We enjoyed St. Patrick’s Day so much, we celebrated twice! One day with Irish stew and soda bread. The second, with Irish Coffee.
Irish coffee is a cocktail consisting of hot coffee, Irish whiskey, and sugar, stirred, and topped with cream. Generally combining alcohol and caffeine isn’t a good idea. It’s important to be aware of how much caffeine and alcohol are being consumed. As with all things, moderation so occasional Irish coffee won’t harm you.
Mugs are to be pre-heated. We did that. What we didn’t do is use was the amount of alcohol suggested. Irish coffee is 4 parts coffee to 2 parts whiskey, but after tainting my great-grandmother’s thimble with a few drops of straight whiskey to sample it), we chose to use less. It was nasty! Our coffee was also weaker than it would traditionally be for 2 reasons: 1) it was 2:30 in the afternoon; and, 2) I don’t like coffee!

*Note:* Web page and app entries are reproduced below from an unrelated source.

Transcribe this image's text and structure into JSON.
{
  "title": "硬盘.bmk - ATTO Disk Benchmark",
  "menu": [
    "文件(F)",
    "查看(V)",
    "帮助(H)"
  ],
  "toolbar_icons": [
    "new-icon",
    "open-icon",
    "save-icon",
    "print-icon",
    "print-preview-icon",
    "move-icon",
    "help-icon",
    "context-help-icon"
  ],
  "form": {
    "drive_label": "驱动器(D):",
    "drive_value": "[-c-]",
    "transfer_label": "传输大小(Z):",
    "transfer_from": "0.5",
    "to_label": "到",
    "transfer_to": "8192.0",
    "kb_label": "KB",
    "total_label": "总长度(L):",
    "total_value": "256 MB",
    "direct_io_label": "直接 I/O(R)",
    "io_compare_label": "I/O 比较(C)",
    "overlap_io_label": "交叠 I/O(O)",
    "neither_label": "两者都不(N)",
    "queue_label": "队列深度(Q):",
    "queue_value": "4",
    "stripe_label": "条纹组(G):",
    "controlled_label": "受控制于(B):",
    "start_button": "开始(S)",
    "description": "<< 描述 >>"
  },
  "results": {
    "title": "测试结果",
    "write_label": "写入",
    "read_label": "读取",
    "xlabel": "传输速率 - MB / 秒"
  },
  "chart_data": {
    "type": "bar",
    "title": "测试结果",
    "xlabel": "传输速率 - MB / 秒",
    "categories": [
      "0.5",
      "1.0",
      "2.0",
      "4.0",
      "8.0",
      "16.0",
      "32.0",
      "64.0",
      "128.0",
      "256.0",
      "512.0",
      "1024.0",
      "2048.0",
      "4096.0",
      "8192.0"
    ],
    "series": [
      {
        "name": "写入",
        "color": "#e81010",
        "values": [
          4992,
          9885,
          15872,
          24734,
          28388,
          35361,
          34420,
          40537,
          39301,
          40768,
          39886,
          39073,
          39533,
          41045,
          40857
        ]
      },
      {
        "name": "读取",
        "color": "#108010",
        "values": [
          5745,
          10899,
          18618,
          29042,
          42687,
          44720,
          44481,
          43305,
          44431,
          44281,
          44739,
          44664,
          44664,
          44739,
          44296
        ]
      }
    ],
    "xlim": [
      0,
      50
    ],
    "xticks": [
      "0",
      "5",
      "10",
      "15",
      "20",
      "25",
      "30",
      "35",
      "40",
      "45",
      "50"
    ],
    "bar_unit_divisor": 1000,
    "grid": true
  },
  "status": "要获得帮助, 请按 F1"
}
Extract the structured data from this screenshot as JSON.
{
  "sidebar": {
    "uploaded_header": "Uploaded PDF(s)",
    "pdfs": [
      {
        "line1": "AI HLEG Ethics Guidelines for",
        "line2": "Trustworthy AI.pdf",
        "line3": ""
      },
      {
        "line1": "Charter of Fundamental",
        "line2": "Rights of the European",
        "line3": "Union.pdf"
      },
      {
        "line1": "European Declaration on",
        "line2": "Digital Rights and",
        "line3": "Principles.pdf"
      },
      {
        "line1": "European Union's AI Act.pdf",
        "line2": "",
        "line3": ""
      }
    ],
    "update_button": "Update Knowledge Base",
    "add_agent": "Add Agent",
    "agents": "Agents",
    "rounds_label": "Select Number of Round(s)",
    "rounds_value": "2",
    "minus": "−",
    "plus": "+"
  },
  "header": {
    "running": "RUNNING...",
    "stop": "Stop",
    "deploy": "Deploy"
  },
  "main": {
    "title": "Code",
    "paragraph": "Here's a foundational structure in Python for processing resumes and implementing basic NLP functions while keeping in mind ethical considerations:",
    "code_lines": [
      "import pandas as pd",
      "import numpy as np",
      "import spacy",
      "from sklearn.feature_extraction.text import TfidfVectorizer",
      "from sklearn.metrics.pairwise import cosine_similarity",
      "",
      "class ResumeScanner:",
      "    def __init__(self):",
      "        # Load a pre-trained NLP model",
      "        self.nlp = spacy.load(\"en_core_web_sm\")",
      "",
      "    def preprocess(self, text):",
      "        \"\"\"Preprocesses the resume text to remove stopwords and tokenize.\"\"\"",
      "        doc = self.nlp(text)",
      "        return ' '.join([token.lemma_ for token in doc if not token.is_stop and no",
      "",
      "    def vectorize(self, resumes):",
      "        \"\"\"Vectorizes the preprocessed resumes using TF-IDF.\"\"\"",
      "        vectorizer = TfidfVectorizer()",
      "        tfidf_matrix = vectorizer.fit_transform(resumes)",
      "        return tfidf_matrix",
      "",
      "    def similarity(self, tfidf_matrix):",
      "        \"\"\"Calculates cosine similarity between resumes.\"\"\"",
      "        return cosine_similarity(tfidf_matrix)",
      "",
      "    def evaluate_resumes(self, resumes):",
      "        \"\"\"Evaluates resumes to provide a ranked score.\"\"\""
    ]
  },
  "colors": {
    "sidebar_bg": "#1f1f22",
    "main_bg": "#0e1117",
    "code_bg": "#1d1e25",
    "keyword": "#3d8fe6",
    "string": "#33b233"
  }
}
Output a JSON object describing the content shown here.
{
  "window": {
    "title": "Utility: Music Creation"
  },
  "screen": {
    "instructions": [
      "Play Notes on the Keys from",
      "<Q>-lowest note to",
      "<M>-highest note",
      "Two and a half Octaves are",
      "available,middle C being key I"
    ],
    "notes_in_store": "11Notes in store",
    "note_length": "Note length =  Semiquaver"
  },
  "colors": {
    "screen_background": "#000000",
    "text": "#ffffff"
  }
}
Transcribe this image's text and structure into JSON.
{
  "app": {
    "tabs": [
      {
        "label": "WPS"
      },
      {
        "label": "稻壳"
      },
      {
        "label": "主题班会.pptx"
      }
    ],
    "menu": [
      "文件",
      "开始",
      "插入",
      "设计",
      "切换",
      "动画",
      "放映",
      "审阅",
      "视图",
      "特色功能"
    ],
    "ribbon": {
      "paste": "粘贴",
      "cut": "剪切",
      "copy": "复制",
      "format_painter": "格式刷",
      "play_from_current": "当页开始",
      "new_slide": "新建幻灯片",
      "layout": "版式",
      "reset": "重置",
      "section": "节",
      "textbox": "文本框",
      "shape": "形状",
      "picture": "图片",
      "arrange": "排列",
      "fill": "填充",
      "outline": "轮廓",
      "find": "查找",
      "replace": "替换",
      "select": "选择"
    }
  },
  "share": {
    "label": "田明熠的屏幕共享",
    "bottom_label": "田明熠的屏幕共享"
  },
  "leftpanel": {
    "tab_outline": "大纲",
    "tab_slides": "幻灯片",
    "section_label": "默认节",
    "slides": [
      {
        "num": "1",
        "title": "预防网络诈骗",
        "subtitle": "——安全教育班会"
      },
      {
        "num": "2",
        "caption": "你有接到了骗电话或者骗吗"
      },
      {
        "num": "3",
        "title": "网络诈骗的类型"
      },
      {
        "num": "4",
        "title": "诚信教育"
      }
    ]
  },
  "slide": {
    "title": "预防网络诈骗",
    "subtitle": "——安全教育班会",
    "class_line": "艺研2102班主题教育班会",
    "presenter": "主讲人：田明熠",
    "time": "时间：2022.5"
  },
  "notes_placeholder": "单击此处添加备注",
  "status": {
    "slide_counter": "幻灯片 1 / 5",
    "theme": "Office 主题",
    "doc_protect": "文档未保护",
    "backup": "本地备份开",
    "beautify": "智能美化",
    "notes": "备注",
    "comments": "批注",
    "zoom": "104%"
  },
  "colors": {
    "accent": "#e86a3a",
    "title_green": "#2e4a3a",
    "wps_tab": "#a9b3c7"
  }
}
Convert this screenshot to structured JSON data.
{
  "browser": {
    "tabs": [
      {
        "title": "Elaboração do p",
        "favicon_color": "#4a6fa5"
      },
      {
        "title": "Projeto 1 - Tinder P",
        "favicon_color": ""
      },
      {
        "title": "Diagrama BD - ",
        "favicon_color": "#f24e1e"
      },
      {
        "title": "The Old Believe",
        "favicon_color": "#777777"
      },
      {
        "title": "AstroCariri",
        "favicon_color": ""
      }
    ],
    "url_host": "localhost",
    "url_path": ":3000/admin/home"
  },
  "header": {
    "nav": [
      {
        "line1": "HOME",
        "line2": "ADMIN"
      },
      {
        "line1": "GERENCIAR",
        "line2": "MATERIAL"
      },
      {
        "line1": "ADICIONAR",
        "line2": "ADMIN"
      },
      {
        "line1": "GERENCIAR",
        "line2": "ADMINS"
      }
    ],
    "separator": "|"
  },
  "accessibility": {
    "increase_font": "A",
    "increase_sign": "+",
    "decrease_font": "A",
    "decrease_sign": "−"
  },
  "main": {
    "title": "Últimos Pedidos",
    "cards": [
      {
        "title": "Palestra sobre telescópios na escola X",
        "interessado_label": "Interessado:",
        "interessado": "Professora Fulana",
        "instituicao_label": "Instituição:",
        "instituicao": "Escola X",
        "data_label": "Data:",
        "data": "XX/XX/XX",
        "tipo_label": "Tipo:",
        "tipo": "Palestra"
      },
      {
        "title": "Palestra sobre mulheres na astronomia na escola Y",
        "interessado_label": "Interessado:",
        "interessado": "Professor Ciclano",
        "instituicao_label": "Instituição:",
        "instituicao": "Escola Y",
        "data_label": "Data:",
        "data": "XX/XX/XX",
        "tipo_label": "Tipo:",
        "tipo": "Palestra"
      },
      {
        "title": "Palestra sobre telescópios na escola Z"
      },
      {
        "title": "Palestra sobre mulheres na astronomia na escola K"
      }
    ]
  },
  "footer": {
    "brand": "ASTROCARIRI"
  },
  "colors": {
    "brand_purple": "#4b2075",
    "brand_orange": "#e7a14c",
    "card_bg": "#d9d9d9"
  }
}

After we pre-heated our proper Irish coffee mugs, we poured in our coffee and stirred in a significant amount of brown sugar. Then we added our whiskey and a generous blob of freshly whipped cream. Yum!
These special hand-painted, footed footed Belleek Irish Coffee Mugs traveled all the way from Ireland last Fall in my parents’ carry-on bag.
Belleek Pottery began trading in 1884 in Northern Ireland in the village of Belleek, County Fermangh. But pottery production began closer to the late 1840s as a means of providing employment for struggling tenants affected by the potato famine. The estate owner, Bloomfield, also brought in the railway to increase distribution. Parian porcelain, what Belleek is most known for, began in 1863. Parian porcelain, a type of biscuit porcelain biscuit that resembles marble.
Irish Coffee reminds me of very boozy tiramisu, a boozy, creamy, coffee-y Italian dessert. It’s rich and decadent and a lovely treat…once in awhile. On the other hand…
Only Irish Coffee provides in a single glass all 4 essential food groups: alcohol, caffeine, sugar and fat!